Well understood as a workable scheme by physicists, theoretical aspects of counterfactual communication have appeared in journals, but until recently, there have been no practical demonstrations of the phenomenon. Now, a collaborative of Chinese scientists has designed and experimentally tested a counterfactual communication system that successfully transferred a monochrome bitmap from one location to another using a nested version of the quantum Zeno effect.
The Weeping Angels were an extremely powerful species of quantum-locked humanoids (sufficient observation changes the thing being observed), so called because their unique nature necessitated that they often covered their faces with their hands to prevent trapping each other in petrified form for eternity by looking at one another. This gave the Weeping Angels their distinct "weeping" appearance.
the experimenter continues to exist through all of their superpositions where the outcome of the experiment is that they live. In other words, we may say that the experimenter survives all iterations of the experiment, whichever its number. Since the superpositions where the experimenter lives occur by quantum necessity (again, under the many-worlds interpretation), it follows that their survival, after any realizable number of iterations, is physically necessary; hence, the notion of quantum immortality.
Teleportation is a type of quantum communication which requires two particles that are inextricably linked that they affect each other no matter how far their distance is from each other.
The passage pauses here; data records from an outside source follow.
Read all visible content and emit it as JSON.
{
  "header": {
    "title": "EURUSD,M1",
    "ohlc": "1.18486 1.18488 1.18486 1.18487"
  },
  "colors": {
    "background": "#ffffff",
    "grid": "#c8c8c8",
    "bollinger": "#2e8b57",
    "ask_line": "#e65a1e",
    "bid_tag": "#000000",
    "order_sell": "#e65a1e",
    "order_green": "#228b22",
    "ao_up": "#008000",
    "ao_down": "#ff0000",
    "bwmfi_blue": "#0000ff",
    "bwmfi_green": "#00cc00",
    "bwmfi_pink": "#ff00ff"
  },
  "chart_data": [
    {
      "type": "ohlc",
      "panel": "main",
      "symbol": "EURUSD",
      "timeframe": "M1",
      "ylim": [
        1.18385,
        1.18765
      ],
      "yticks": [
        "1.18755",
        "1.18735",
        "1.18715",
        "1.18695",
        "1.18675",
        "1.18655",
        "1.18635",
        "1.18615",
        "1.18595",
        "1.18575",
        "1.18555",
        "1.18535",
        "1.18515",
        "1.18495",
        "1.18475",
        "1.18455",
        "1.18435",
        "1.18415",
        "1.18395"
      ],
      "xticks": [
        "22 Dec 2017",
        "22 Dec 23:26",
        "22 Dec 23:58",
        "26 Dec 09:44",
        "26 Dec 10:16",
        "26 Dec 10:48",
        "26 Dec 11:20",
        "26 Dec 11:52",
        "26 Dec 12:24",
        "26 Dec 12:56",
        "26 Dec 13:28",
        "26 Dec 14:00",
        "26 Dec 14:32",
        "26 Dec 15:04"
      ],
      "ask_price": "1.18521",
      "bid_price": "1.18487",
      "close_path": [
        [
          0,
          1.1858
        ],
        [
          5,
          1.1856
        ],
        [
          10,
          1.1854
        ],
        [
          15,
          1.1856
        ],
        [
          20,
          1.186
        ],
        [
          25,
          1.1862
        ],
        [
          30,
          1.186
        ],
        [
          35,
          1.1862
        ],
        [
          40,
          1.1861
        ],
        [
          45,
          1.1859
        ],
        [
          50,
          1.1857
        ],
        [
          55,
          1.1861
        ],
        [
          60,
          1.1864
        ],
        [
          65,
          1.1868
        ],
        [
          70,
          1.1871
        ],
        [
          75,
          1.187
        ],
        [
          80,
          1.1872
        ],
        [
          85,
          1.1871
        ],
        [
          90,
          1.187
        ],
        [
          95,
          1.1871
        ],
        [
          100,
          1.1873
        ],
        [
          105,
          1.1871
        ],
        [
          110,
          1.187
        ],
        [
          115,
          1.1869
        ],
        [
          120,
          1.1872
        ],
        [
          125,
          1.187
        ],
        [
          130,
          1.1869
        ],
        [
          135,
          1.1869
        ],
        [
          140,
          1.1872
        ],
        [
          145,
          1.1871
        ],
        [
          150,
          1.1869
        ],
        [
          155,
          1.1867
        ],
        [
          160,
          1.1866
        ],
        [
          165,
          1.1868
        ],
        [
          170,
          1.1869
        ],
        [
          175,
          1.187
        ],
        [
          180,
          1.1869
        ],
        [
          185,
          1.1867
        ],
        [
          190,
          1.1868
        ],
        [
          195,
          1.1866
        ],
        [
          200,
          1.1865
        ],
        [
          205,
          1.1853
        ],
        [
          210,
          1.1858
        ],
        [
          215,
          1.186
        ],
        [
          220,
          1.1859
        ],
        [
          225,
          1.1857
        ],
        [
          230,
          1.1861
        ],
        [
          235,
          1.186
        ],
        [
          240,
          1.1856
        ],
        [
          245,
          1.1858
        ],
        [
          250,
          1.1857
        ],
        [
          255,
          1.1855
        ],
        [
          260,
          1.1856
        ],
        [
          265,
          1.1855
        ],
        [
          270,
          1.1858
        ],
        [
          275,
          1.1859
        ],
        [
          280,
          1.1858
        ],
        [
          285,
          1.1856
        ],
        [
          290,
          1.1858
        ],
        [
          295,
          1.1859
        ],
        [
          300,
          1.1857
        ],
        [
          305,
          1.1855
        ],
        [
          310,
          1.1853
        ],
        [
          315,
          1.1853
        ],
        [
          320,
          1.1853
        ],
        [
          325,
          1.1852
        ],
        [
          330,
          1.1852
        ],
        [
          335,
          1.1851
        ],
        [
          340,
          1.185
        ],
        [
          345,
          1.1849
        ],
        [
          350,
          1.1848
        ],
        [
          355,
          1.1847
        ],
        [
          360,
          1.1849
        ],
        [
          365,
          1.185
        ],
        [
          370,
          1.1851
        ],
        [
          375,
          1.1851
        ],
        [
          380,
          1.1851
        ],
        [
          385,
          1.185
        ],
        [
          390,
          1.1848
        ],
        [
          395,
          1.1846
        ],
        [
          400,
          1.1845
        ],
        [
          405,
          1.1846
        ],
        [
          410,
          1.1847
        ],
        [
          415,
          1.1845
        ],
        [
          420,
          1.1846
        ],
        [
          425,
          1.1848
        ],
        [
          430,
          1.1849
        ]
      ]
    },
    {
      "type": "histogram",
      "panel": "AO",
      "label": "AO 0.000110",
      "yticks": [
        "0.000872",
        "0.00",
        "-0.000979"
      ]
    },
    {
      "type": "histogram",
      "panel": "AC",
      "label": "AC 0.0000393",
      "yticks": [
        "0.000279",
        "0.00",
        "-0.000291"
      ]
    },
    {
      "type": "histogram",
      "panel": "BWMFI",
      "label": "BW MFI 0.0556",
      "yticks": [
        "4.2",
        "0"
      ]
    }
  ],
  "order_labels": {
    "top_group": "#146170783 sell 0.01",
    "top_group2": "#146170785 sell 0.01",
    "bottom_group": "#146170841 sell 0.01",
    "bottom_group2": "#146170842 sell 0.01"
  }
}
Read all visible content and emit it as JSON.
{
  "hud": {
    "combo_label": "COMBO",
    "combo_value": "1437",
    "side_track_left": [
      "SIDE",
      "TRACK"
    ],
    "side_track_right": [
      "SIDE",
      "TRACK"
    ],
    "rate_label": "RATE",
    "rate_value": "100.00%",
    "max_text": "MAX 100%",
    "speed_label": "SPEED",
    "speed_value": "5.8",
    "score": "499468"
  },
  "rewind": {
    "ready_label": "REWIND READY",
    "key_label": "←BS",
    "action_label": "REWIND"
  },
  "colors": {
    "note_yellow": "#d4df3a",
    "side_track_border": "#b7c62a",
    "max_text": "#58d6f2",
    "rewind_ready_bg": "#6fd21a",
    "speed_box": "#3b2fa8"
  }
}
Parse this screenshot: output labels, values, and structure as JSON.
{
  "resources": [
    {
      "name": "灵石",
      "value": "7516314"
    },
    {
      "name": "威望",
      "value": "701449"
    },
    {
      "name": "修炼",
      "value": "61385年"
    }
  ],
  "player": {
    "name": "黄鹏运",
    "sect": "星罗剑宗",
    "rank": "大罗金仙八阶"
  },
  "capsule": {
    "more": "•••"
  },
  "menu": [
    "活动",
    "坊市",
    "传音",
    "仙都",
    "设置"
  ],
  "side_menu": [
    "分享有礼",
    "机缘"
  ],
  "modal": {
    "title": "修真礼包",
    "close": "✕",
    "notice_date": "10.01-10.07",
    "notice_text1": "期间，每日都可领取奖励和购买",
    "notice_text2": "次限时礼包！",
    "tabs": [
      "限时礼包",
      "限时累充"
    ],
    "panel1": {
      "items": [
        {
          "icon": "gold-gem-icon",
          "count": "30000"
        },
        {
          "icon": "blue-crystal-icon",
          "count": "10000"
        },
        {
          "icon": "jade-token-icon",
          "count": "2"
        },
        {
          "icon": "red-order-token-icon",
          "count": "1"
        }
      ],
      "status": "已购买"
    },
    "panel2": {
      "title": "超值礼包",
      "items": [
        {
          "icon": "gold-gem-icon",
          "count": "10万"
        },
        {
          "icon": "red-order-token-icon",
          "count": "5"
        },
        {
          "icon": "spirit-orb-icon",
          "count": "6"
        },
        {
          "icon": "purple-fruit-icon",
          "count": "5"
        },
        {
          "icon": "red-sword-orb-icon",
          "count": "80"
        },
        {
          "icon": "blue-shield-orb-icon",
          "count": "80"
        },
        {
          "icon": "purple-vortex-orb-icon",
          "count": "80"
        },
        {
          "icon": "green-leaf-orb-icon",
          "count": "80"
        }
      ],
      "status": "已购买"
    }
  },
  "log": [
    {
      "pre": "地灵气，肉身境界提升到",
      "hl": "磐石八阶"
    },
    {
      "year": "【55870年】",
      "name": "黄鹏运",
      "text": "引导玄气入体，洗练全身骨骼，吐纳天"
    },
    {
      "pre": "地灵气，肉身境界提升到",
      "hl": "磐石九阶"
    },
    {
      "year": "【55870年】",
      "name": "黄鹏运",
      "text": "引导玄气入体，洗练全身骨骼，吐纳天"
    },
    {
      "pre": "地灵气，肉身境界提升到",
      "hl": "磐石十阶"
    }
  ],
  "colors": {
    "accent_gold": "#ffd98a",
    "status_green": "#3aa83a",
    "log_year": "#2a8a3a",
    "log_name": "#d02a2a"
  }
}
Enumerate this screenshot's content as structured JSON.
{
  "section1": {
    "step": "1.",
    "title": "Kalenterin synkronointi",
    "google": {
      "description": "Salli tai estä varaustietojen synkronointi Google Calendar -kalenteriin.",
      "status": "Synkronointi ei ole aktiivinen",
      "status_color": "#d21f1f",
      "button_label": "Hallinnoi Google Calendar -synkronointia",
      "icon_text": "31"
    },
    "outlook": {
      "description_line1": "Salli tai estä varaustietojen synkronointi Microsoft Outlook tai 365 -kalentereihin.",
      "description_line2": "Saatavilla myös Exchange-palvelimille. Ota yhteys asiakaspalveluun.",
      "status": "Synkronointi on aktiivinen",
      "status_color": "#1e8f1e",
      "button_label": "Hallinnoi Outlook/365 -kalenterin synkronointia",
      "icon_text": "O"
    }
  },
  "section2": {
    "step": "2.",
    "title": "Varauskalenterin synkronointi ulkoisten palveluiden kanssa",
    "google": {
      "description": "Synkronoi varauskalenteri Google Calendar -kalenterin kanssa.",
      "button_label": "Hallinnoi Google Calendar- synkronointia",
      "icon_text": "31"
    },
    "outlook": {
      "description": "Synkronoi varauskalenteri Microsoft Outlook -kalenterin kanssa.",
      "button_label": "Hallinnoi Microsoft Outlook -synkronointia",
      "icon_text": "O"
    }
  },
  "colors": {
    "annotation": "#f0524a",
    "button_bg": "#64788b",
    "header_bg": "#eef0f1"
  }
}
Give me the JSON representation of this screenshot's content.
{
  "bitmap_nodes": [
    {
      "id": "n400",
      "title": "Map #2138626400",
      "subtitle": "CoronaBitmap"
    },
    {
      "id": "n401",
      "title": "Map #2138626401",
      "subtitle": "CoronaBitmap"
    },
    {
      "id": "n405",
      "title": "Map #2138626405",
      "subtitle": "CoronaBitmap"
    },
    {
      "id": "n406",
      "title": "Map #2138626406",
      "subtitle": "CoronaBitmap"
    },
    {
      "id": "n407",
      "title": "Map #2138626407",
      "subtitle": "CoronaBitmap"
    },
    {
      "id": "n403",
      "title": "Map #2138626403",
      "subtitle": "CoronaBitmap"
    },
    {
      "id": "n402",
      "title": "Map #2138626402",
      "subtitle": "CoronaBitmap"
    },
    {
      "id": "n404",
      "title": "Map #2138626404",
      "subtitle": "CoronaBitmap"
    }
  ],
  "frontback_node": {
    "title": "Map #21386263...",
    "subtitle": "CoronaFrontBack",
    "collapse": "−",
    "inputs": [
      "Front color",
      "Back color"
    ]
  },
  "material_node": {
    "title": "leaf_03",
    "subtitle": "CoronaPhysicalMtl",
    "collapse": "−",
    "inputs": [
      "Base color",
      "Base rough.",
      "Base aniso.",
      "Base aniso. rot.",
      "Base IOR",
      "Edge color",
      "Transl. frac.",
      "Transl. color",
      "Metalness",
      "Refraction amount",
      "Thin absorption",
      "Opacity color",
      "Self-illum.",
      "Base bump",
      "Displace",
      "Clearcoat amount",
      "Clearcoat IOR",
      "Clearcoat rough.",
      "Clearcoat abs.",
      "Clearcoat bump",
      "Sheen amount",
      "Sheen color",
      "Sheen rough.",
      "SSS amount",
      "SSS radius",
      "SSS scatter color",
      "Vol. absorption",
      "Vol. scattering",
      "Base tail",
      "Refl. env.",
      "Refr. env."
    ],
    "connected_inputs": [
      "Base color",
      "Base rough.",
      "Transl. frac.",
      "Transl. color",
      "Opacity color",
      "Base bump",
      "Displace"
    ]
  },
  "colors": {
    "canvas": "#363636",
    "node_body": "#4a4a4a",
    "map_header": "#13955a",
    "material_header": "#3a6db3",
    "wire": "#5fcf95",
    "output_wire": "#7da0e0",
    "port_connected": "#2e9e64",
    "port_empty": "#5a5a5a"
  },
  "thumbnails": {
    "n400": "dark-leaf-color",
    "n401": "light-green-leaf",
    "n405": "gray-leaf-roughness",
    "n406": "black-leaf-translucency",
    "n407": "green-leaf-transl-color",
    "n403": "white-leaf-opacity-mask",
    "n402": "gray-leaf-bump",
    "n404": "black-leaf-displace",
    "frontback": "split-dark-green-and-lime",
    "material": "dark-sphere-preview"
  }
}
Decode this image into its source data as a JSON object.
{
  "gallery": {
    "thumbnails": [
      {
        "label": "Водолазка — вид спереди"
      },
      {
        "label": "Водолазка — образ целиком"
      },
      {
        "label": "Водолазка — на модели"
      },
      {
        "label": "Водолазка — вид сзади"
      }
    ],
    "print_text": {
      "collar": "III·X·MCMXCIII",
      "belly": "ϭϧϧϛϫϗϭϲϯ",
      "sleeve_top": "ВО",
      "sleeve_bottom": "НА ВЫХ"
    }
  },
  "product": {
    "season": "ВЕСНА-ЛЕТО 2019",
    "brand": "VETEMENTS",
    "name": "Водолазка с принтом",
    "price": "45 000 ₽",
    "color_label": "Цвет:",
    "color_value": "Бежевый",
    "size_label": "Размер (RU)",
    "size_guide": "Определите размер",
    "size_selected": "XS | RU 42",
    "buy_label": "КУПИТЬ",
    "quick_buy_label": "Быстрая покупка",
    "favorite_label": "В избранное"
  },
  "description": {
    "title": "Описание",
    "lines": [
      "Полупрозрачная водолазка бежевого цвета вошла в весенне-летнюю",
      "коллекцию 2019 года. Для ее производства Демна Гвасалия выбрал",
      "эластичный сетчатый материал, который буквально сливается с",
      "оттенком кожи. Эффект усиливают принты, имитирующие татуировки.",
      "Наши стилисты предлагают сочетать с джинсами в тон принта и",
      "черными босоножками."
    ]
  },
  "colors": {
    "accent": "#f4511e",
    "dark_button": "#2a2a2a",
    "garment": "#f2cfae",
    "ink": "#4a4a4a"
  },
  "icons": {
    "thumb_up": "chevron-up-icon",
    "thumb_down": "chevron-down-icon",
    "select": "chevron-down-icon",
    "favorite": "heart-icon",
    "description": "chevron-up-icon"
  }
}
Entanglement happens when another particle, such as photons, travel between the two particles.
However, there's a type of quantum communication called direct counterfactual quantum communication that does not require entanglement because it uses a phenomenon called quantum Zeno effect.
Counterfactual quantum communication is based on this phenomenon where a quantum state transfers from one place to another without using any particle between them.
The system worked because they embedded the messages in the light which functions as a wave rather than particles in the quantum world. Thus, they were able to transmit messages without actually sending particles.
The research will be checked by independent researchers to make sure that counterfactual quantum communication was indeed achieved.
You've probably heard about Schrödinger's cat, which famously is trapped in a box with a mechanism that is activated if a radioactive atom decays, releasing radiation. The act of looking in the box collapses the atom's wave function—the mathematical description of its state —from a "superposition" of states to a definite state, which either kills the cat or let's it live another day.
But did you know that if you peek into the cat box frequently—thousands of times a second—you can either delay the fateful choice or, conversely, accelerate it? The delay is known as the quantum Zeno effect and the acceleration as the quantum anti-Zeno effect.